** Opening Task data block **

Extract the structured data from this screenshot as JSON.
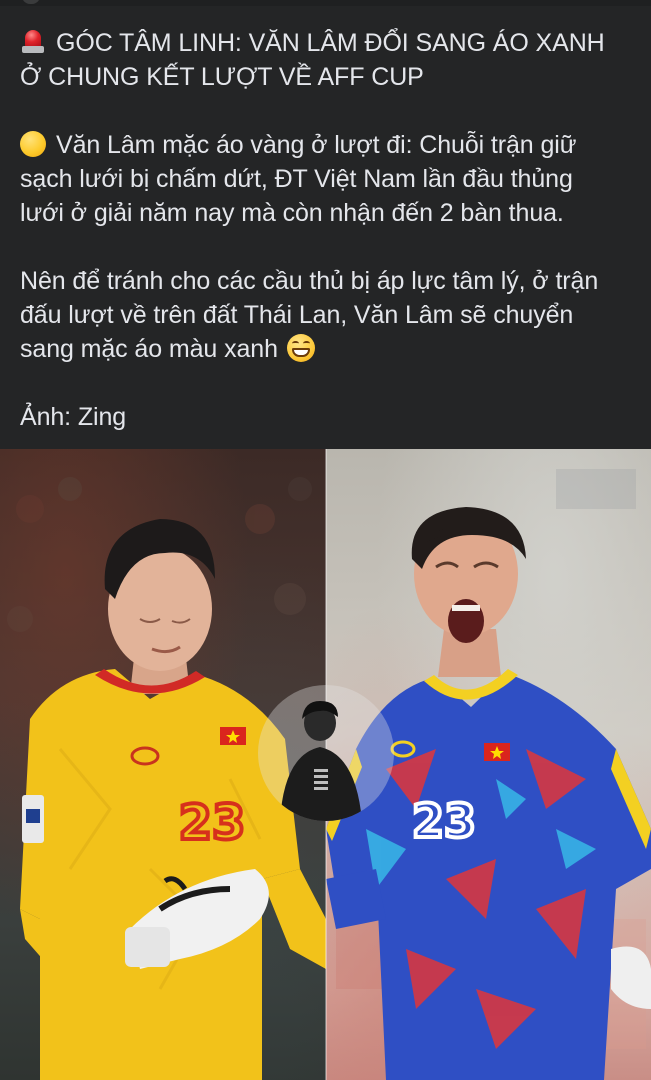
{
  "post": {
    "title_line_1": "GÓC TÂM LINH: VĂN LÂM ĐỔI SANG ÁO XANH",
    "title_line_2": "Ở CHUNG KẾT LƯỢT VỀ AFF CUP",
    "para2_line_1": "Văn Lâm mặc áo vàng ở lượt đi: Chuỗi trận giữ",
    "para2_line_2": "sạch lưới bị chấm dứt, ĐT Việt Nam lần đầu thủng",
    "para2_line_3": "lưới ở giải năm nay mà còn nhận đến 2 bàn thua.",
    "para3_line_1": "Nên để tránh cho các cầu thủ bị áp lực tâm lý, ở trận",
    "para3_line_2": "đấu lượt về trên đất Thái Lan, Văn Lâm sẽ chuyển",
    "para3_line_3": "sang mặc áo màu xanh",
    "credit": "Ảnh: Zing"
  },
  "photo": {
    "left_jersey_number": "23",
    "right_jersey_number": "23"
  },
  "icons": {
    "title_emoji": "police-car-light-icon",
    "para2_emoji": "yellow-circle-icon",
    "para3_emoji": "grinning-face-icon"
  },
  "colors": {
    "background": "#242526",
    "text": "#e4e6eb",
    "yellow_kit": "#f5c518",
    "blue_kit": "#2f4fc4"
  }
}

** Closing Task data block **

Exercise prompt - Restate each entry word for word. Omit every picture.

Solution to this exercise -
Extract the structured data from this screenshot as JSON.
{
  "post": {
    "title_line_1": "GÓC TÂM LINH: VĂN LÂM ĐỔI SANG ÁO XANH",
    "title_line_2": "Ở CHUNG KẾT LƯỢT VỀ AFF CUP",
    "para2_line_1": "Văn Lâm mặc áo vàng ở lượt đi: Chuỗi trận giữ",
    "para2_line_2": "sạch lưới bị chấm dứt, ĐT Việt Nam lần đầu thủng",
    "para2_line_3": "lưới ở giải năm nay mà còn nhận đến 2 bàn thua.",
    "para3_line_1": "Nên để tránh cho các cầu thủ bị áp lực tâm lý, ở trận",
    "para3_line_2": "đấu lượt về trên đất Thái Lan, Văn Lâm sẽ chuyển",
    "para3_line_3": "sang mặc áo màu xanh",
    "credit": "Ảnh: Zing"
  },
  "photo": {
    "left_jersey_number": "23",
    "right_jersey_number": "23"
  },
  "icons": {
    "title_emoji": "police-car-light-icon",
    "para2_emoji": "yellow-circle-icon",
    "para3_emoji": "grinning-face-icon"
  },
  "colors": {
    "background": "#242526",
    "text": "#e4e6eb",
    "yellow_kit": "#f5c518",
    "blue_kit": "#2f4fc4"
  }
}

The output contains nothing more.